The Town Council has affirmed its decision to keep Fort Williams Park closed until May 1, 2020, encouraging residents to instead seek outdoor exercise at one of the many other open spaces throughout town.

Councilors on April 8 voted down a proposal to allow non-vehicular traffic into the park, which would have amended their April 1 decision to close Fort Williams to the public to prevent the spread of the COVID-19 disease.

The motion to amend came from Councilor Penny Jordan, the lone supporter in the 6-1 vote. "I feel like we've kind of been squeezing a balloon," Jordan said, forcing neighbors of the park to find alternate areas for outdoor exercise – options that are getting fewer by the day.

In the last few weeks many outdoor spaces have closed to the public to prevent the spread of coronavirus. State parks and beaches have been closed in southern Maine since March 27; Cape Elizabeth school outdoor facilities have been closed since April 2; and neighboring communities have either closed public spaces or asked people to limit their use.

Opening Fort Williams Park to non-vehicular traffic would give the limited number of neighborhood residents a large enough area to keep a safe social distance, Jordan said.
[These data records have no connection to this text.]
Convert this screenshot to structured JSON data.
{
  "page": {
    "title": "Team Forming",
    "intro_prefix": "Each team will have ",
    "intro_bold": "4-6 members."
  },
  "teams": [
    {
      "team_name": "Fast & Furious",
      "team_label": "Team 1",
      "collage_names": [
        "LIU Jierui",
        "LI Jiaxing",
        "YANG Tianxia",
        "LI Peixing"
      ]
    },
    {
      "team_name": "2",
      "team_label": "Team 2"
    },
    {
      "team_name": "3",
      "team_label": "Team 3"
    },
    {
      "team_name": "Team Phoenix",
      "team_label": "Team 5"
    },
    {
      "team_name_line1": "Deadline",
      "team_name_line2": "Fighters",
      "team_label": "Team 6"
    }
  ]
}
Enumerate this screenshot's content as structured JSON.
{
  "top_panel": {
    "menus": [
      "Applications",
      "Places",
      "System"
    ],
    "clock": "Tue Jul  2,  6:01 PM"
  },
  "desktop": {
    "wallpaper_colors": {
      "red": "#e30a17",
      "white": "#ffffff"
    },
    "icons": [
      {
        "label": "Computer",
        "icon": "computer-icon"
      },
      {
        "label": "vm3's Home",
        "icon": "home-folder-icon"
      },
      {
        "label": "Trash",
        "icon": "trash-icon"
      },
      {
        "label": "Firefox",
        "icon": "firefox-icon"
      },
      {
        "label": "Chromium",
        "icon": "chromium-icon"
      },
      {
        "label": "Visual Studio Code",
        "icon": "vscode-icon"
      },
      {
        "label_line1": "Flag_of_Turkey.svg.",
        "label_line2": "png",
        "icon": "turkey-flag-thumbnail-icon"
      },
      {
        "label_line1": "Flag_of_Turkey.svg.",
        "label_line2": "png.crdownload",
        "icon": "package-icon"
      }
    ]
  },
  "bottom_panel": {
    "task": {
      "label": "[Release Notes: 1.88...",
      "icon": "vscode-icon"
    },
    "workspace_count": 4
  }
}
She suggested a parking ban on nearby streets to discourage non-neighborhood use.

Councilors said they understood the frustration and thanked Jordan for the proposal, but also cited the reasons that led them to pass the emergency order the week before.

Jamie Garvin, one councilor, said state and federal guidelines for social distancing and personal protective gear are even more stringent than they were a week ago. "It stinks that (the park) is closed ... and I wish it was different," said Garvin, adding that he also misses his regular walks at Fort Williams. The park, however, attracts a lot of people and he said he'd rather be accused of being too cautious than risk a visitor contracting COVID-19. "Even if the risk is fairly minimal, there's still a level of risk that I'm not willing to accept," Garvin said.

Valerie Deveraux, another councilor, added that if the council's action spares even one person from the disease, it's worth the hardship. "We have an opportunity here and I think we also have a responsibility to look out for the health, safety and welfare of not only residents but visitors to our town."

Alternative areas

Garvin said he's been walking around his own Oakhurst Road neighborhood for outdoor exercise. Other councilors said they'd observed use of lesser-known open spaces, and encouraged residents to do the same. "At Gull Crest and the Poor Farm, where I happened to be walking this weekend, I ran in to a total of seven people in an hour and half" said Council Chair Valerie Adams. "There was lots of space, so I think one of the issues may just be that people aren't aware of how much open space we have or what their alternatives might be."

Normally at this time the Conservation Committee closes Cape Elizabeth greenbelt trails to allow them to dry out after the spring melt. This year, however, the trails are in good shape, so the committee instead has asked residents to refrain from walking around wet areas, which widens the trail. "If you end up on a spot that's wet, just walk through," said Town Planner Maureen O'Meara.

There are 19.5 miles of trails in the Cape Elizabeth greenbelt. A link to a map and trail descriptions is on our COVID-19 resource page. Residents are reminded to choose spaces that allow for social distancing.

In a related matter, School Superintendent Donna Wolfrom has announced that in accordance with Department of Education recommendations, Cape Elizabeth schools will continue distance learning through the remainder of the 2019-2020 school year